After she left, the jail hospital has been managed by an ENT specialist and a general physician, who are on deputation from the Health Department, besides a retired government doctor, who is on contract.
The lack of psychiatric treatment assumes importance in the context of the escape (and subsequent arrest) of convicted serial rapist Jaishankar, who reportedly exhibited tendencies of a psychopath.
C.R. Chandrashekar, former professor of psychiatry at NIMHANS, said the Bangalore Central Prison needs at least three psychiatrists. But no psychiatrist will volunteer to work there because of the discouraging environment, work pressure and monotony of handling the same set of patients every day. Moreover, there is a shortage of psychiatrists in government service, he said.
“So the usual practice is to send inmates needing psychiatric treatment to NIMHANS, where they are admitted in the prisons ward. They are sent back to the jail after counselling and treatment. But this does not help, as people with deviant behaviour require continuous counselling and treatment,” Dr. Chandrashekar said.
K.V. Gagandeep, Additional Director-General of Police (Prisons), admitted that the jail hospital needs at least five more doctors, including two psychiatrists. He said they have been repeatedly asking the Health Department to depute doctors. “We have written to them several times and recently even had a meeting with the Health Minister and Commissioner. They have promised additional doctors,” he said.
He said psychiatrists attached to voluntary organisations and NGOs visit the prison sometimes to attend to the inmates.
Dr. Rajani, who is now working at the District Hospital in Ramanagaram, said when she was posted at the jail hospital there were more than 300 inmates who required psychiatric treatment. “We had people with violent behaviour, personality disorder (who are difficult to handle as they are ruthless and arrogant), depression, schizophrenia, bipolar disorder, victims of substance abuse and related ailments. Counselling is a must to reform and rehabilitate such persons. But there was neither a counsellor nor any supporting staff,” she said.

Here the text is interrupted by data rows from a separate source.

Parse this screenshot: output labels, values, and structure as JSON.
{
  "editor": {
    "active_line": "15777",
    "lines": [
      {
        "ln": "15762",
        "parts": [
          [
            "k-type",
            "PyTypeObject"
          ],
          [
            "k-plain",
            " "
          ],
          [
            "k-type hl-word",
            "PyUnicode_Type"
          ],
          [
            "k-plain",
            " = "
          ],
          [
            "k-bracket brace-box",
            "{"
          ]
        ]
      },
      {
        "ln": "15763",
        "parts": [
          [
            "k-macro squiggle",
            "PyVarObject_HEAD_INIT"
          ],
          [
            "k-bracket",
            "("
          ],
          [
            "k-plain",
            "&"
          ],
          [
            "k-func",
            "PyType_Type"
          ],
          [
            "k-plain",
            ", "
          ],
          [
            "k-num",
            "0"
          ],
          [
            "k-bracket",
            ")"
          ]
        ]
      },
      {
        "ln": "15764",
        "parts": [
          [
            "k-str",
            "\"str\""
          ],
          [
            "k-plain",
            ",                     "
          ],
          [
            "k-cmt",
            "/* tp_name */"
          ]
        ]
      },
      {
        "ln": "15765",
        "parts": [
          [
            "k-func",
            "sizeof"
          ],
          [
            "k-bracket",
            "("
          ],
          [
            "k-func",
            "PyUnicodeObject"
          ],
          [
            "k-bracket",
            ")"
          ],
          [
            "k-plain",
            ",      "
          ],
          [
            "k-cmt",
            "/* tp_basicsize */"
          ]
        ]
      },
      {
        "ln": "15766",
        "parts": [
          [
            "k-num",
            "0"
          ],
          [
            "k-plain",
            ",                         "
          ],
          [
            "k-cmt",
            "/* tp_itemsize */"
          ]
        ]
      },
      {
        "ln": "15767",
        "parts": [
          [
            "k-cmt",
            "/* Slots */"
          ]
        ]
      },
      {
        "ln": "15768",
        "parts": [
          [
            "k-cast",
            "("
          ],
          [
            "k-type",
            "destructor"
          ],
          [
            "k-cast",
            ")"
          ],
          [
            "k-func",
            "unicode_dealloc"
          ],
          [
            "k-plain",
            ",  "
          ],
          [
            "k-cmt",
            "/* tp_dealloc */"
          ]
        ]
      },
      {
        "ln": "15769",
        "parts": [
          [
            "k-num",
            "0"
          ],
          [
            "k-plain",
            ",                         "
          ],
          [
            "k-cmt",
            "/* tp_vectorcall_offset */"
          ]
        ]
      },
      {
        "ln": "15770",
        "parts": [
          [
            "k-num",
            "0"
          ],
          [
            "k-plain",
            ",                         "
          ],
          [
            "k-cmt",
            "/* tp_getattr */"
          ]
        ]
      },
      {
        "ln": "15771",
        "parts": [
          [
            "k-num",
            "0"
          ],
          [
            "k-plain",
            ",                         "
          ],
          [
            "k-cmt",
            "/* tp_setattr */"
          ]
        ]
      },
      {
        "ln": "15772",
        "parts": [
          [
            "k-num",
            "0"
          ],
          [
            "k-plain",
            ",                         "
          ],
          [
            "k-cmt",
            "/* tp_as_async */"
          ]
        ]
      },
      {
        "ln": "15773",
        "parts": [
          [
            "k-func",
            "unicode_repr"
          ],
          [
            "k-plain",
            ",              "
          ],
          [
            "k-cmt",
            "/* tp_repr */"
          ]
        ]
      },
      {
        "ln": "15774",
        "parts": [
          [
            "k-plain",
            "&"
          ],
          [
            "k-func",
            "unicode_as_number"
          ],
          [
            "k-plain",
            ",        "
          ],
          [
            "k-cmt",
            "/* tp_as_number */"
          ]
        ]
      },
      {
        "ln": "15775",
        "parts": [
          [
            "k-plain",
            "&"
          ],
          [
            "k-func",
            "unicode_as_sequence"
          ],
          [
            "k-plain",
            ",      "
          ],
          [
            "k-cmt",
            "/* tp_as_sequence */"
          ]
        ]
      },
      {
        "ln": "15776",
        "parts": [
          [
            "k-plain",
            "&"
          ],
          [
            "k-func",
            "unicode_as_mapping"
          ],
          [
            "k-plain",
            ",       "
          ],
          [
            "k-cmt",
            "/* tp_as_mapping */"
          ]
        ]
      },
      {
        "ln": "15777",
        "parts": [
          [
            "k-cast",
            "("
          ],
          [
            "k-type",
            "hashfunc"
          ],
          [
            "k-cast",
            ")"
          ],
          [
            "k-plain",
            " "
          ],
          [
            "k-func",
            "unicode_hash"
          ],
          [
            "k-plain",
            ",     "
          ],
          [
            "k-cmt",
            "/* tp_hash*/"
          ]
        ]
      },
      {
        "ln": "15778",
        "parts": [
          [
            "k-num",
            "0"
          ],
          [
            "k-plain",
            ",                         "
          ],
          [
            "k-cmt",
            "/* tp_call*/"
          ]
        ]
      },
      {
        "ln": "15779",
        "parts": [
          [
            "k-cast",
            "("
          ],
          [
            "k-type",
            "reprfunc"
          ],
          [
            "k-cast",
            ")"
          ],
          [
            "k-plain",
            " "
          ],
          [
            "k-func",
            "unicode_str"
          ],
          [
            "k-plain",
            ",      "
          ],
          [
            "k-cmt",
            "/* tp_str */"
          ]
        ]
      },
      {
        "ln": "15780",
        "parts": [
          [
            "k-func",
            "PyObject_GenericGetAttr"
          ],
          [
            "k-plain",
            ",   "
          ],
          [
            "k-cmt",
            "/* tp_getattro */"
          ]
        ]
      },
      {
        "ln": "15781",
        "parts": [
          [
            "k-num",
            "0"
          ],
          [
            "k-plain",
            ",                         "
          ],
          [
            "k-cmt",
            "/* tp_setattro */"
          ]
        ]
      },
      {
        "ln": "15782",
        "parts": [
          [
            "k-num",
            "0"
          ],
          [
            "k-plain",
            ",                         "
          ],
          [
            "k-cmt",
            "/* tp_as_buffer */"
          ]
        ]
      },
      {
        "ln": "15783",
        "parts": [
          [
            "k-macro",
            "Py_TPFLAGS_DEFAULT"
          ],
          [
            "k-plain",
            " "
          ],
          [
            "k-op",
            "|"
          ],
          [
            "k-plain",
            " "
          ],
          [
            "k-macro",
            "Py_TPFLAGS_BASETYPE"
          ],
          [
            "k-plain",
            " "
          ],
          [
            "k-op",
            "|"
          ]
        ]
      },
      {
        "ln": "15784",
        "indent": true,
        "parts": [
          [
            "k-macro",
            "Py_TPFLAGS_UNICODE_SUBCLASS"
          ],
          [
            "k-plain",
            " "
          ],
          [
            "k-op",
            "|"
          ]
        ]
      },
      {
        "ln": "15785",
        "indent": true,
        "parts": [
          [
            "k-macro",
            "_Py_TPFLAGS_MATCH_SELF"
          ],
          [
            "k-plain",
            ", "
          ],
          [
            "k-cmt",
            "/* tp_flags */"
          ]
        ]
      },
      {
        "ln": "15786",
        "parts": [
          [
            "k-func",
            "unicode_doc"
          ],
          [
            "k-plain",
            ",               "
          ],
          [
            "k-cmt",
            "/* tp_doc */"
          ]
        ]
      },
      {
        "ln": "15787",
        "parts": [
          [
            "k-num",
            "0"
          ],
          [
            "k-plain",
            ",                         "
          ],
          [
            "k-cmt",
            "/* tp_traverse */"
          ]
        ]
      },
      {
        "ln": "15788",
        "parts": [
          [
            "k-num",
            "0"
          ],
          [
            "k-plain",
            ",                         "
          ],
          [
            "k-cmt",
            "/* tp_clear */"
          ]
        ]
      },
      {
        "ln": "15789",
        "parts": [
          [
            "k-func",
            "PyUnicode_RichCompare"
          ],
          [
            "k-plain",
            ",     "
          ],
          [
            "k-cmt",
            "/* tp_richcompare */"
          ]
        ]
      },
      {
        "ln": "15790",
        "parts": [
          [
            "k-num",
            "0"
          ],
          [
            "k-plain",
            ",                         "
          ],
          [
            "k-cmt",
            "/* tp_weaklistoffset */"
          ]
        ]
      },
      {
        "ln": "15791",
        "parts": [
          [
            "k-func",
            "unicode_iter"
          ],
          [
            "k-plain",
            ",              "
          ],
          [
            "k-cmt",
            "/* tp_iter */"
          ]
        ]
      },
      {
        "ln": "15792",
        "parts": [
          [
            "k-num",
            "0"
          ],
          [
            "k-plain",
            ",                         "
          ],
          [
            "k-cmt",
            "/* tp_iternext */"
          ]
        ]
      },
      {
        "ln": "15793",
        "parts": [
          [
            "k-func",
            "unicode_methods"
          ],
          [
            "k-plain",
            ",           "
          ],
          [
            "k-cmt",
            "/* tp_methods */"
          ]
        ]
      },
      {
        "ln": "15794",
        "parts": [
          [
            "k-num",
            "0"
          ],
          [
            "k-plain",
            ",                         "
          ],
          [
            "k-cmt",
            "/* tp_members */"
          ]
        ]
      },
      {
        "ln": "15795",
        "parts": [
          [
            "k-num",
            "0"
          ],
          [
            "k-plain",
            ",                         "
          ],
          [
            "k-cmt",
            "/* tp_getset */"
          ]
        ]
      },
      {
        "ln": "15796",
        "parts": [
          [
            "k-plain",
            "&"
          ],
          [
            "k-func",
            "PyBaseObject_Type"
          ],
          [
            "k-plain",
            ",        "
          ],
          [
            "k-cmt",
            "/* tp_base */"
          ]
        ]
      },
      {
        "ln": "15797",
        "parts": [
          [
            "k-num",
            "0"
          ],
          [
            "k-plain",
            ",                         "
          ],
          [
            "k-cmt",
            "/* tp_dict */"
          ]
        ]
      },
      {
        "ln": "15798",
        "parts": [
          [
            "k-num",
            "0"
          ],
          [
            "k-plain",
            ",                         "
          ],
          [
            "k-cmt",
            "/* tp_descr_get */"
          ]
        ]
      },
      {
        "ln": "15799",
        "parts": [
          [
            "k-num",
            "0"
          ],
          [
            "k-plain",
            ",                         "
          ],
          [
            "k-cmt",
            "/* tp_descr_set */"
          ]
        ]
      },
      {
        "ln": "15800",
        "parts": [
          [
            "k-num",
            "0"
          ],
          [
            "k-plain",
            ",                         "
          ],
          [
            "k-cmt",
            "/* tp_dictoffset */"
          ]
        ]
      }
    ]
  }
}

Pointing out that there are several cases wherein people had reformed after they underwent counselling, Dr. Rajani said the purpose of counselling was to give an insight into what went wrong and how not to repeat it.
Bitter childhood experiences, marital discord, impulsive behaviour because of the environment in which they are brought up, lack of family bonding and property disputes among others are reasons for people committing crimes, she said.
Dr. Chandrashekar said it was important for people to bring up their children with love and affection. “Parents and guardians should be careful about the company in which their children grow up. This is most important to ensure that they do not end up committing crimes,” he added.